Forensic Case Files: The Bodies in the Barrels

They were discovered by a deer hunter on November 10, 1985, near Bear Brook State Park in Allenstown, New Hampshire. The bodies of a woman and a child, both brutally beaten, were stuffed inside a plastic bag, and then crammed into a metal barrel and left in the woods. The woman was estimated to be between the ages of 22 and 33, the little girl between the ages of 5 and 11. Both had died from blunt force trauma. Due to the weathered conditions of the bones, it was estimated that they had died sometime between 1977 and 1985. It was proposed that they might be mother and daughter, but no concrete leads ever developed and the case went cold.

Fifteen years later, in 2000, a State police officer with some free time between investigations travelled back to the area where the bodies were discovered. Only 100 yards away from the first barrel’s location, he discovered a second barrel containing the bodies of two more children—two girls between the ages of 1 and 3, and 2 and 4. Suddenly they no longer had two victims, but four. But the case continues to thwart investigators.

One of the oddest aspects of the case is the lack of missing persons’ reports to correlate with the victims’ identity. Four individuals went missing, but no one noticed their absence, including a school-aged child? It may be that the only person who noted their absence was the person who killed them.

These victims remain nameless, but science has made some connections between them. Mitochondrial DNA testing determined that the adult female is related through the maternal line to the oldest and youngest children. She could be their mother, their sister or their aunt. The middle child is not related through the maternal line, but could be related through a paternal branch of the family. Further modern DNA testing may shed more direct light on family relationships between the victims.

Recently, the New Hampshire State Police asked the National Center for Missing & Exploited Children to do a facial reconstruction of the four victims in hopes that someone might recognize them and be able to provide some leads in the case. The three-dimensional digital reconstructions below are the result of those efforts:

Case evidence as well as dental condition leads investigators to believe that the victims were not visible members of society. They may not have been local residents, or even American, an aspect which greatly complicates their efforts.

But the victims are not forgotten, especially by the residents of Allenstown. A single headstone marks the passing of the first two victims and residents have already stated that they’d like to be able to provide a marker bearing the names of all four victims.

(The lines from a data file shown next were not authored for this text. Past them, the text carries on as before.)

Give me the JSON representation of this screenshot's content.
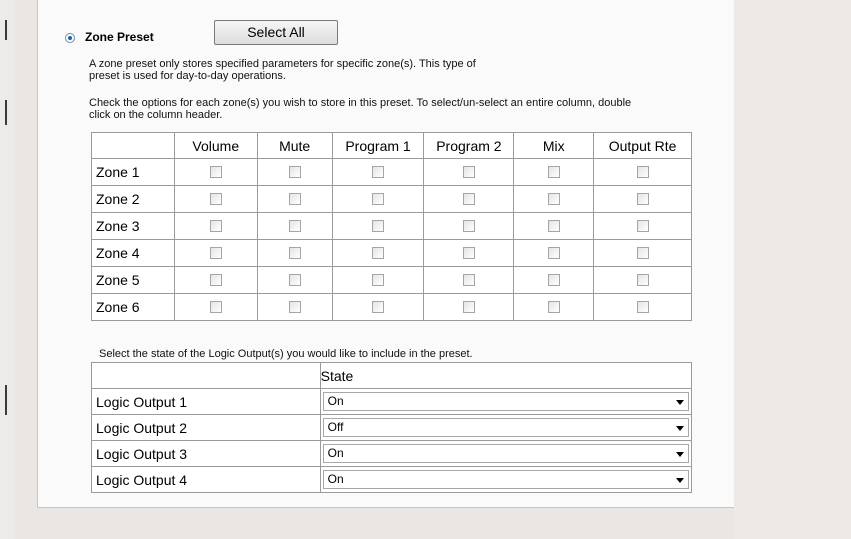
{
  "preset": {
    "radio_selected": true,
    "title": "Zone Preset",
    "select_all_label": "Select All",
    "desc1_line1": "A zone preset only stores specified parameters for specific zone(s).  This type of",
    "desc1_line2": "preset is used for day-to-day operations.",
    "desc2_line1": "Check the options for each zone(s) you wish to store in this preset. To select/un-select an entire column, double",
    "desc2_line2": "click on the column header."
  },
  "zone_table": {
    "columns": [
      "",
      "Volume",
      "Mute",
      "Program 1",
      "Program 2",
      "Mix",
      "Output Rte"
    ],
    "rows": [
      "Zone 1",
      "Zone 2",
      "Zone 3",
      "Zone 4",
      "Zone 5",
      "Zone 6"
    ]
  },
  "logic": {
    "instruction": "Select the state of the Logic Output(s) you would like to include in the preset.",
    "state_header": "State",
    "outputs": [
      {
        "label": "Logic Output 1",
        "state": "On"
      },
      {
        "label": "Logic Output 2",
        "state": "Off"
      },
      {
        "label": "Logic Output 3",
        "state": "On"
      },
      {
        "label": "Logic Output 4",
        "state": "On"
      }
    ]
  }
}
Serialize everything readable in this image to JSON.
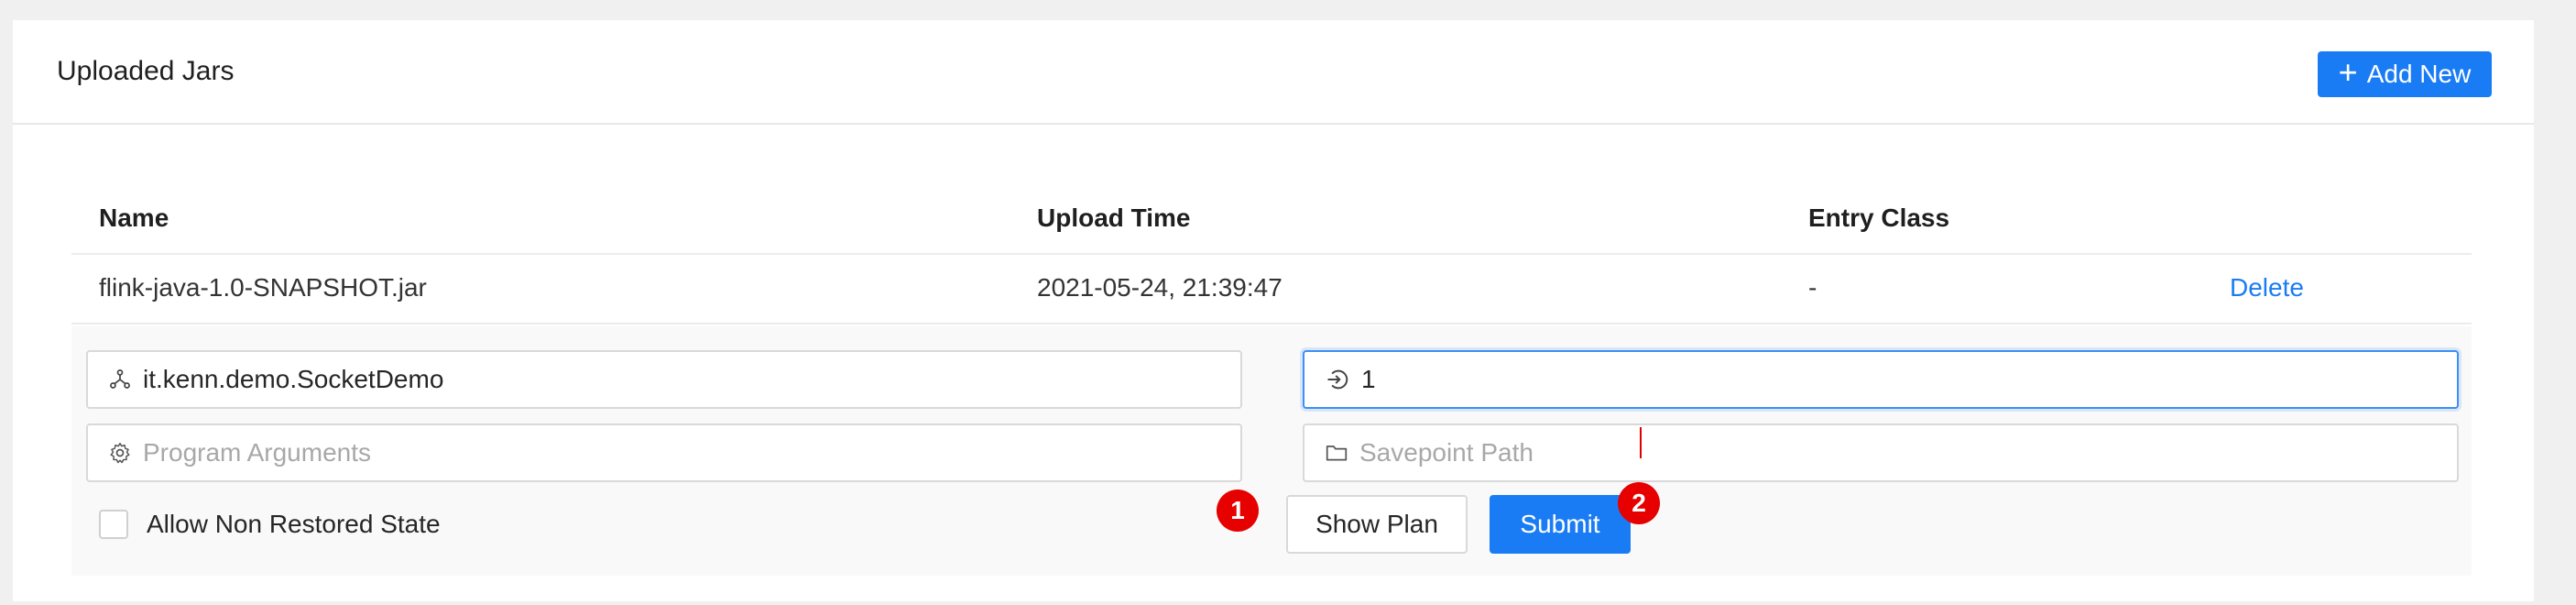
{
  "header": {
    "title": "Uploaded Jars",
    "add_button_label": "Add New",
    "add_icon": "plus-icon"
  },
  "table": {
    "columns": [
      "Name",
      "Upload Time",
      "Entry Class"
    ],
    "rows": [
      {
        "name": "flink-java-1.0-SNAPSHOT.jar",
        "upload_time": "2021-05-24, 21:39:47",
        "entry_class": "-",
        "action": "Delete"
      }
    ]
  },
  "form": {
    "entry_class_value": "it.kenn.demo.SocketDemo",
    "entry_class_icon": "cluster-icon",
    "parallelism_value": "1",
    "parallelism_icon": "login-icon",
    "program_args_placeholder": "Program Arguments",
    "program_args_icon": "gear-icon",
    "savepoint_placeholder": "Savepoint Path",
    "savepoint_icon": "folder-icon",
    "allow_non_restored_label": "Allow Non Restored State",
    "show_plan_label": "Show Plan",
    "submit_label": "Submit"
  },
  "markers": [
    "1",
    "2"
  ],
  "colors": {
    "primary": "#1a7cf4",
    "marker": "#e60000",
    "link": "#1a7cf4"
  }
}
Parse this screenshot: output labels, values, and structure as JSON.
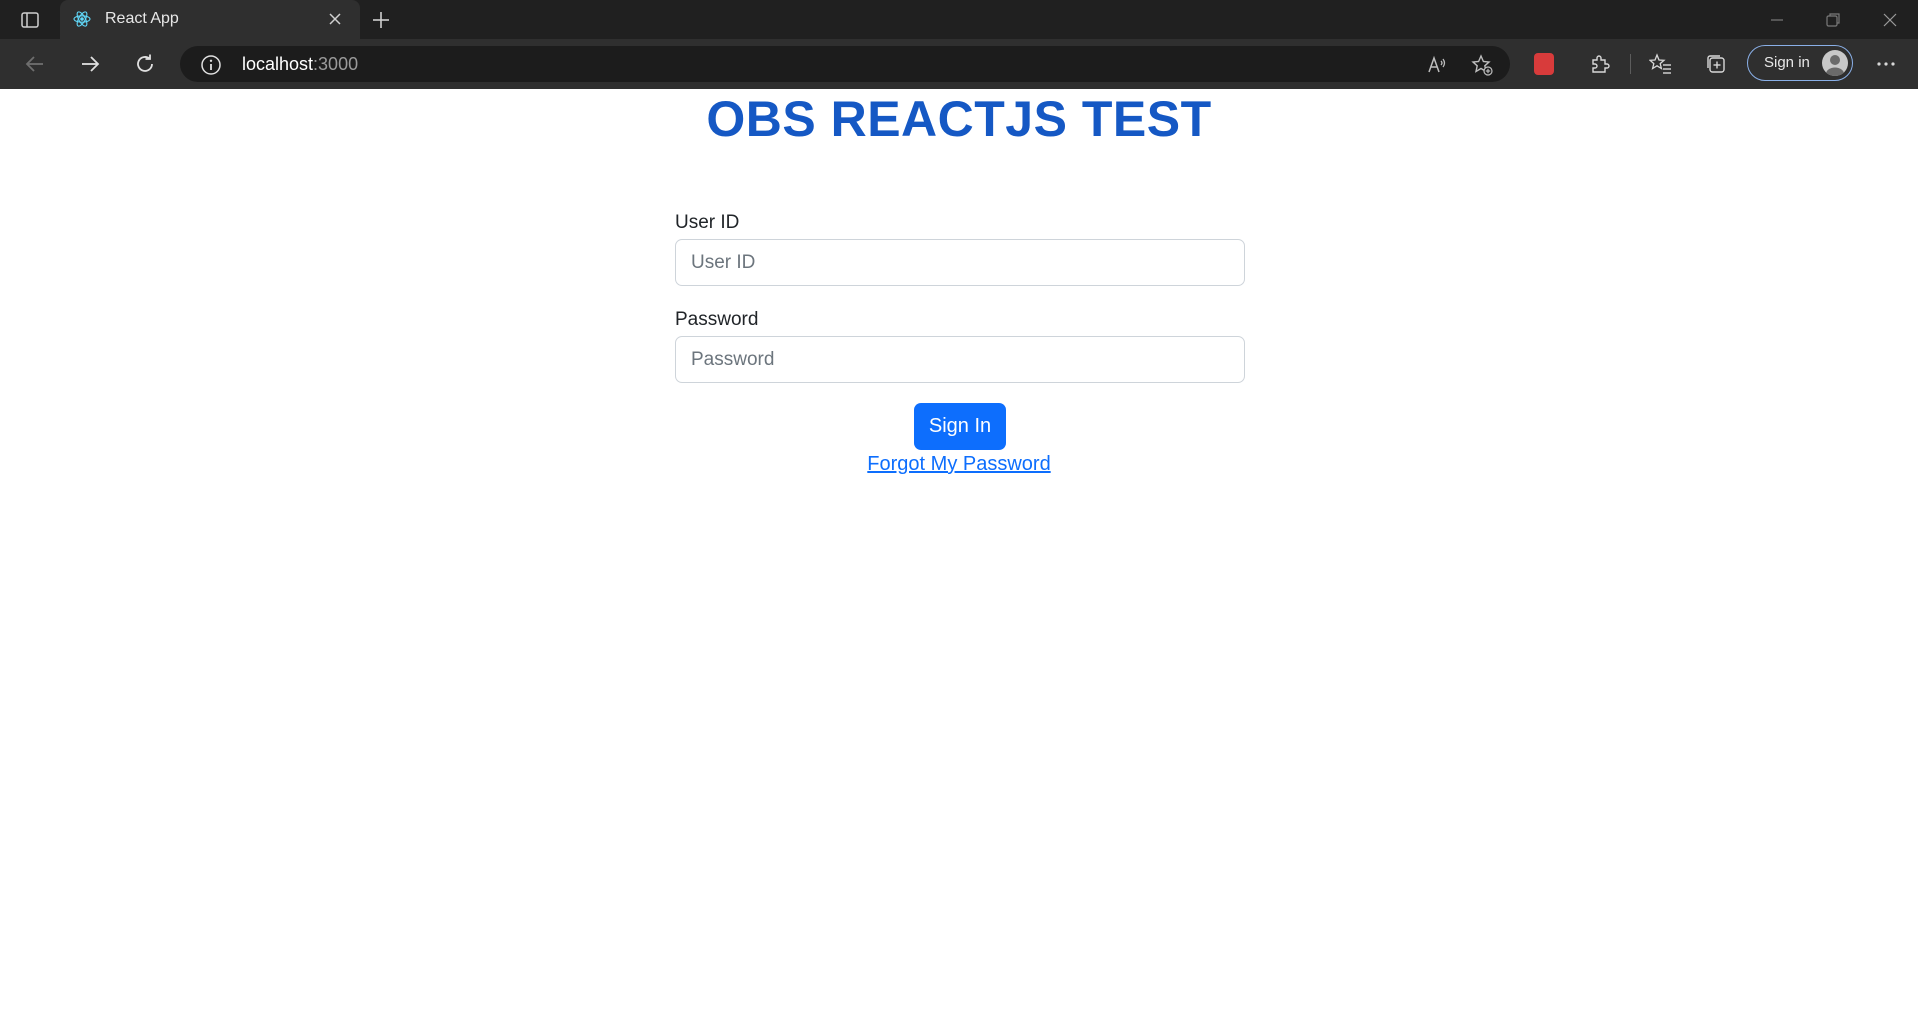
{
  "browser": {
    "tab": {
      "title": "React App",
      "favicon": "react-logo-icon"
    },
    "address": {
      "host": "localhost",
      "port": ":3000"
    },
    "profile": {
      "signin_label": "Sign in"
    }
  },
  "page": {
    "title": "OBS REACTJS TEST",
    "user_id": {
      "label": "User ID",
      "placeholder": "User ID",
      "value": ""
    },
    "password": {
      "label": "Password",
      "placeholder": "Password",
      "value": ""
    },
    "signin_button": "Sign In",
    "forgot_link": "Forgot My Password"
  },
  "colors": {
    "title": "#1558c4",
    "button": "#0d6efd",
    "link": "#0d6efd",
    "browser_frame": "#202020",
    "toolbar": "#2f2f2f"
  }
}
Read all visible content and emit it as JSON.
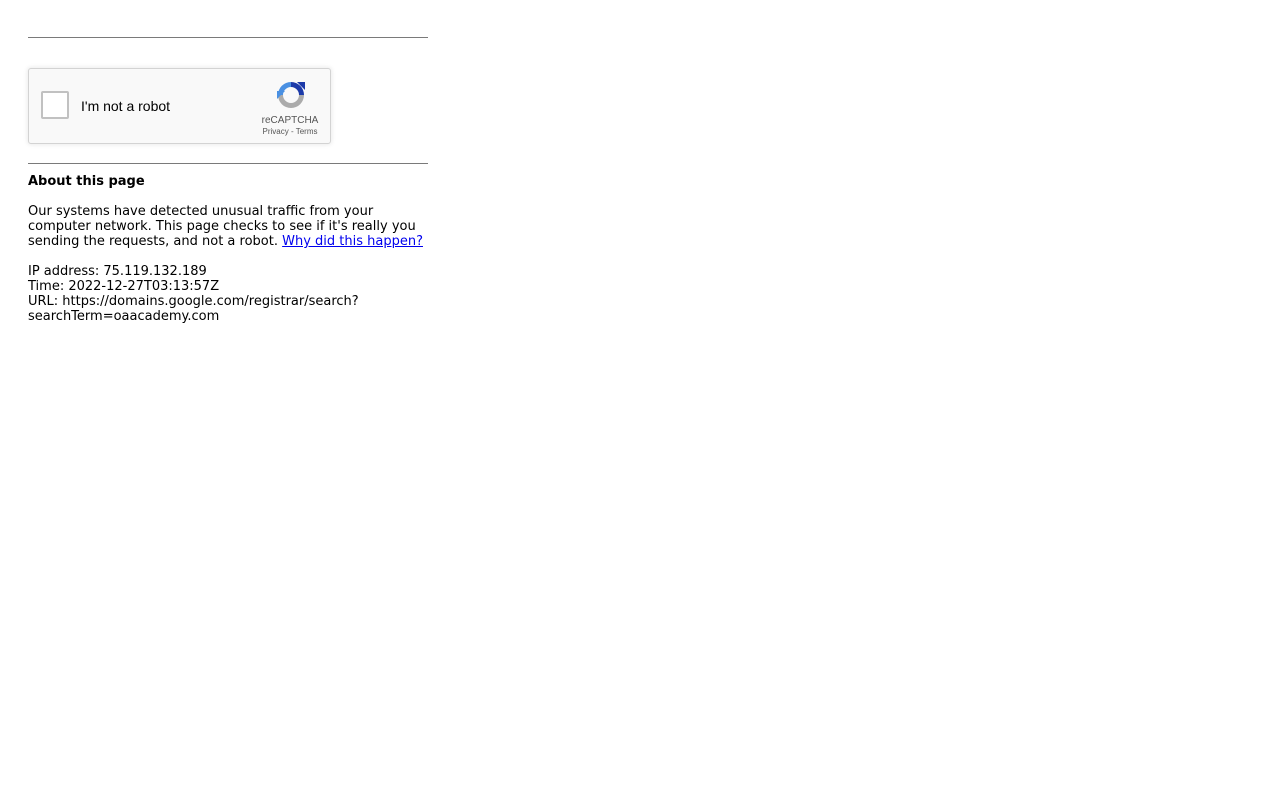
{
  "captcha": {
    "label": "I'm not a robot",
    "brand": "reCAPTCHA",
    "privacy": "Privacy",
    "separator": " - ",
    "terms": "Terms"
  },
  "about": {
    "heading": "About this page",
    "message": "Our systems have detected unusual traffic from your computer network. This page checks to see if it's really you sending the requests, and not a robot. ",
    "link": "Why did this happen?"
  },
  "details": {
    "ip": "IP address: 75.119.132.189",
    "time": "Time: 2022-12-27T03:13:57Z",
    "url_line1": "URL: https://domains.google.com/registrar/search?",
    "url_line2": "searchTerm=oaacademy.com"
  },
  "colors": {
    "link": "#0000ee",
    "logo_blue_dark": "#1c3aa9",
    "logo_blue_light": "#4a90e2",
    "logo_grey": "#ababab"
  }
}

If anyone recognizes any of the victims or has any information that could assist investigators, please call 1-800-THE-LOST (1-800-843-5678).

Photo credit: National Center for Missing & Exploited Children and the New Hampshire State Police